It is possible that it might be faster to transpose the matrix first so that I could pick off the column numbers directly from the internal arrays, but that would require a data copy and I haven't written and tested this approach. That is, picking off the last non-zero row number for each column would be an extremely fast operation in a mex routine, but for your case the matrix would have to be transposed first which would probably dominate the run-time so I haven't bothered to write and test it.

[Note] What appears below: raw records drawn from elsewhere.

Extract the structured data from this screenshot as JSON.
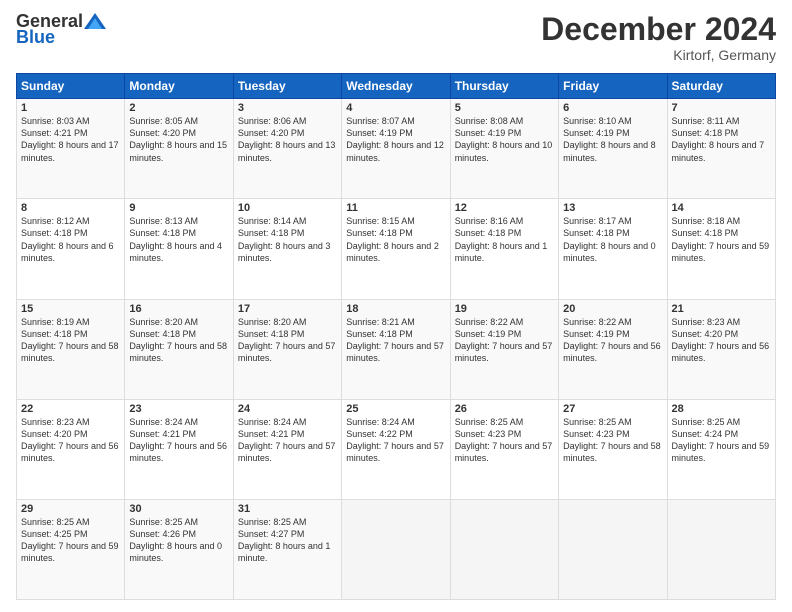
{
  "logo": {
    "general": "General",
    "blue": "Blue"
  },
  "header": {
    "month": "December 2024",
    "location": "Kirtorf, Germany"
  },
  "days": [
    "Sunday",
    "Monday",
    "Tuesday",
    "Wednesday",
    "Thursday",
    "Friday",
    "Saturday"
  ],
  "weeks": [
    [
      {
        "day": "1",
        "info": "Sunrise: 8:03 AM\nSunset: 4:21 PM\nDaylight: 8 hours and 17 minutes."
      },
      {
        "day": "2",
        "info": "Sunrise: 8:05 AM\nSunset: 4:20 PM\nDaylight: 8 hours and 15 minutes."
      },
      {
        "day": "3",
        "info": "Sunrise: 8:06 AM\nSunset: 4:20 PM\nDaylight: 8 hours and 13 minutes."
      },
      {
        "day": "4",
        "info": "Sunrise: 8:07 AM\nSunset: 4:19 PM\nDaylight: 8 hours and 12 minutes."
      },
      {
        "day": "5",
        "info": "Sunrise: 8:08 AM\nSunset: 4:19 PM\nDaylight: 8 hours and 10 minutes."
      },
      {
        "day": "6",
        "info": "Sunrise: 8:10 AM\nSunset: 4:19 PM\nDaylight: 8 hours and 8 minutes."
      },
      {
        "day": "7",
        "info": "Sunrise: 8:11 AM\nSunset: 4:18 PM\nDaylight: 8 hours and 7 minutes."
      }
    ],
    [
      {
        "day": "8",
        "info": "Sunrise: 8:12 AM\nSunset: 4:18 PM\nDaylight: 8 hours and 6 minutes."
      },
      {
        "day": "9",
        "info": "Sunrise: 8:13 AM\nSunset: 4:18 PM\nDaylight: 8 hours and 4 minutes."
      },
      {
        "day": "10",
        "info": "Sunrise: 8:14 AM\nSunset: 4:18 PM\nDaylight: 8 hours and 3 minutes."
      },
      {
        "day": "11",
        "info": "Sunrise: 8:15 AM\nSunset: 4:18 PM\nDaylight: 8 hours and 2 minutes."
      },
      {
        "day": "12",
        "info": "Sunrise: 8:16 AM\nSunset: 4:18 PM\nDaylight: 8 hours and 1 minute."
      },
      {
        "day": "13",
        "info": "Sunrise: 8:17 AM\nSunset: 4:18 PM\nDaylight: 8 hours and 0 minutes."
      },
      {
        "day": "14",
        "info": "Sunrise: 8:18 AM\nSunset: 4:18 PM\nDaylight: 7 hours and 59 minutes."
      }
    ],
    [
      {
        "day": "15",
        "info": "Sunrise: 8:19 AM\nSunset: 4:18 PM\nDaylight: 7 hours and 58 minutes."
      },
      {
        "day": "16",
        "info": "Sunrise: 8:20 AM\nSunset: 4:18 PM\nDaylight: 7 hours and 58 minutes."
      },
      {
        "day": "17",
        "info": "Sunrise: 8:20 AM\nSunset: 4:18 PM\nDaylight: 7 hours and 57 minutes."
      },
      {
        "day": "18",
        "info": "Sunrise: 8:21 AM\nSunset: 4:18 PM\nDaylight: 7 hours and 57 minutes."
      },
      {
        "day": "19",
        "info": "Sunrise: 8:22 AM\nSunset: 4:19 PM\nDaylight: 7 hours and 57 minutes."
      },
      {
        "day": "20",
        "info": "Sunrise: 8:22 AM\nSunset: 4:19 PM\nDaylight: 7 hours and 56 minutes."
      },
      {
        "day": "21",
        "info": "Sunrise: 8:23 AM\nSunset: 4:20 PM\nDaylight: 7 hours and 56 minutes."
      }
    ],
    [
      {
        "day": "22",
        "info": "Sunrise: 8:23 AM\nSunset: 4:20 PM\nDaylight: 7 hours and 56 minutes."
      },
      {
        "day": "23",
        "info": "Sunrise: 8:24 AM\nSunset: 4:21 PM\nDaylight: 7 hours and 56 minutes."
      },
      {
        "day": "24",
        "info": "Sunrise: 8:24 AM\nSunset: 4:21 PM\nDaylight: 7 hours and 57 minutes."
      },
      {
        "day": "25",
        "info": "Sunrise: 8:24 AM\nSunset: 4:22 PM\nDaylight: 7 hours and 57 minutes."
      },
      {
        "day": "26",
        "info": "Sunrise: 8:25 AM\nSunset: 4:23 PM\nDaylight: 7 hours and 57 minutes."
      },
      {
        "day": "27",
        "info": "Sunrise: 8:25 AM\nSunset: 4:23 PM\nDaylight: 7 hours and 58 minutes."
      },
      {
        "day": "28",
        "info": "Sunrise: 8:25 AM\nSunset: 4:24 PM\nDaylight: 7 hours and 59 minutes."
      }
    ],
    [
      {
        "day": "29",
        "info": "Sunrise: 8:25 AM\nSunset: 4:25 PM\nDaylight: 7 hours and 59 minutes."
      },
      {
        "day": "30",
        "info": "Sunrise: 8:25 AM\nSunset: 4:26 PM\nDaylight: 8 hours and 0 minutes."
      },
      {
        "day": "31",
        "info": "Sunrise: 8:25 AM\nSunset: 4:27 PM\nDaylight: 8 hours and 1 minute."
      },
      null,
      null,
      null,
      null
    ]
  ]
}
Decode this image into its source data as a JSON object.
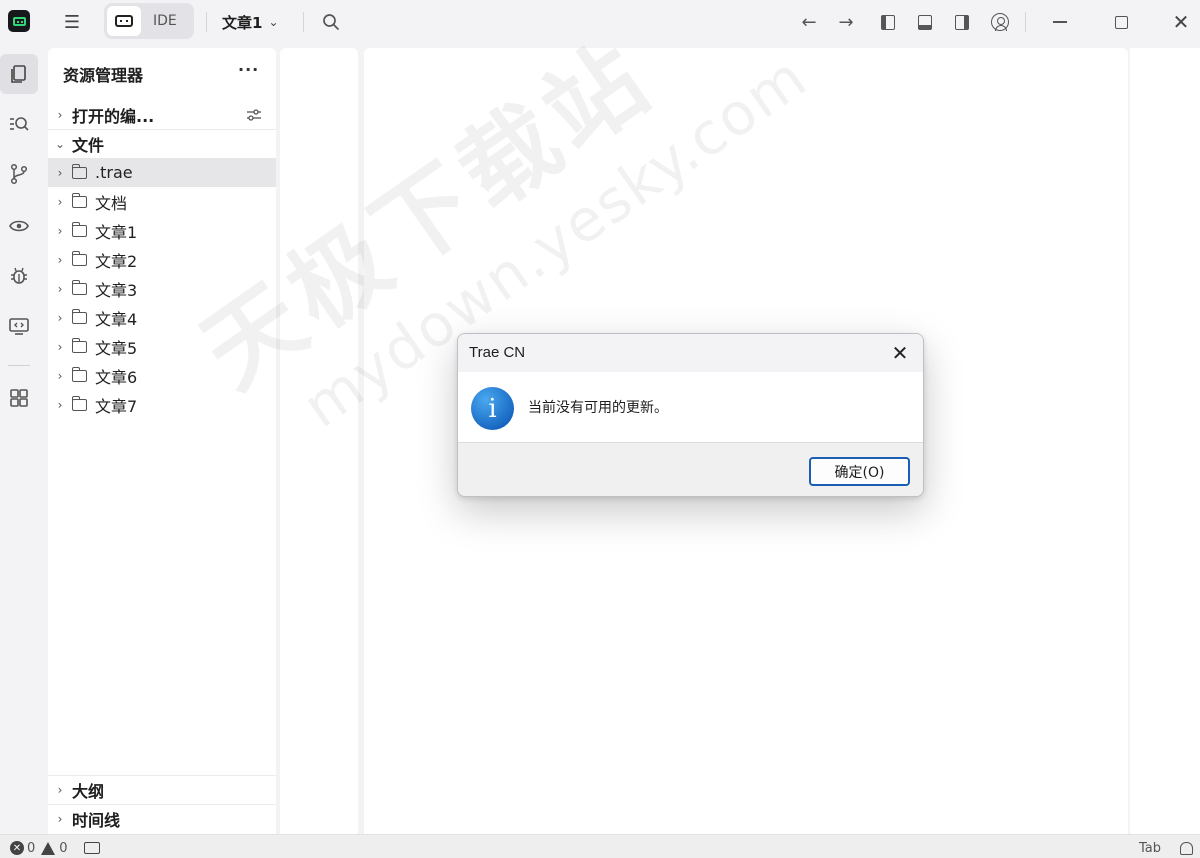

EDIT
A timing comparison with the m-code method posted by John:
>> A = sprand(10000,10000,.001);
>>
>> tic;[ir,ic] = find(A);maxcolind = accumarray(ir,ic,[10000,1],@max);toc
Elapsed time is 0.029285 seconds.
>> tic;[ir,ic] = find(A);maxcolind = accumarray(ir,ic,[10000,1],@max);toc
Elapsed time is 0.030831 seconds.
>> tic;[ir,ic] = find(A);maxcolind = accumarray(ir,ic,[10000,1],@max);toc
Elapsed time is 0.028965 seconds.
>>
>> tic;C=find_last_nz(A);toc
Elapsed time is 0.000260 seconds.
>> tic;C=find_last_nz(A);toc
Elapsed time is 0.000253 seconds.
>> tic;C=find_last_nz(A);toc
Elapsed time is 0.000278 seconds.
>>
>> isequal(maxcolind,C)
ans =
logical
1
So, the mex routine is about 100x faster for this particular example.
Benson Gou on 22 Mar 2020
Dear Matt,
Good morning!
Thanks a lot for your great help. You have a good weekend!
Benson

Ameer Hamza on 19 Mar 2020
Edited: Ameer Hamza on 19 Mar 2020
For starters, do preallocation, It can speed up the execution if the matrix A has many rows. The following code compares the execution time for your code, BobH's code, and the code with pre-allocation. I intentionally made the A matrix with 10000 rows to show the difference
A = randi([1 5], 10000, 3);
tic
reorderRow = [];
for jRow = 1 : length(A(:,1))
eee = find(A(jRow,:),1,'last');
reorderRow = [reorderRow eee];
end
toc
% arrayfun method
tic
reorderRow = arrayfun(@(X) find(A(X,:),1,'last'), 1:length(A));
toc
% pre-allocating the array
tic
reorderRow = zeros(1, size(A,1));
for jRow = 1 : length(A(:,1))
eee = find(A(jRow,:),1,'last');
reorderRow(jRow) = eee;
end
toc
Result
Elapsed time is 0.068404 seconds. % your code (slowest)
Elapsed time is 0.048778 seconds. % array fun (medium)
Elapsed time is 0.015521 seconds. % pre-allocation (fastest)
Pre-allocation is about 3.5 times faster than the original code.
Benson Gou on 19 Mar 2020
Dear Ameer,
Thanks a lot for your great help.
Benson

Matt J on 19 Mar 2020
Edited: Matt J on 19 Mar 2020
[~,idx]=max(fliplr(logical(A)),[],2);
result=size(A,2)+1-idx;
Benson Gou on 22 Mar 2020
Best regards,
Benson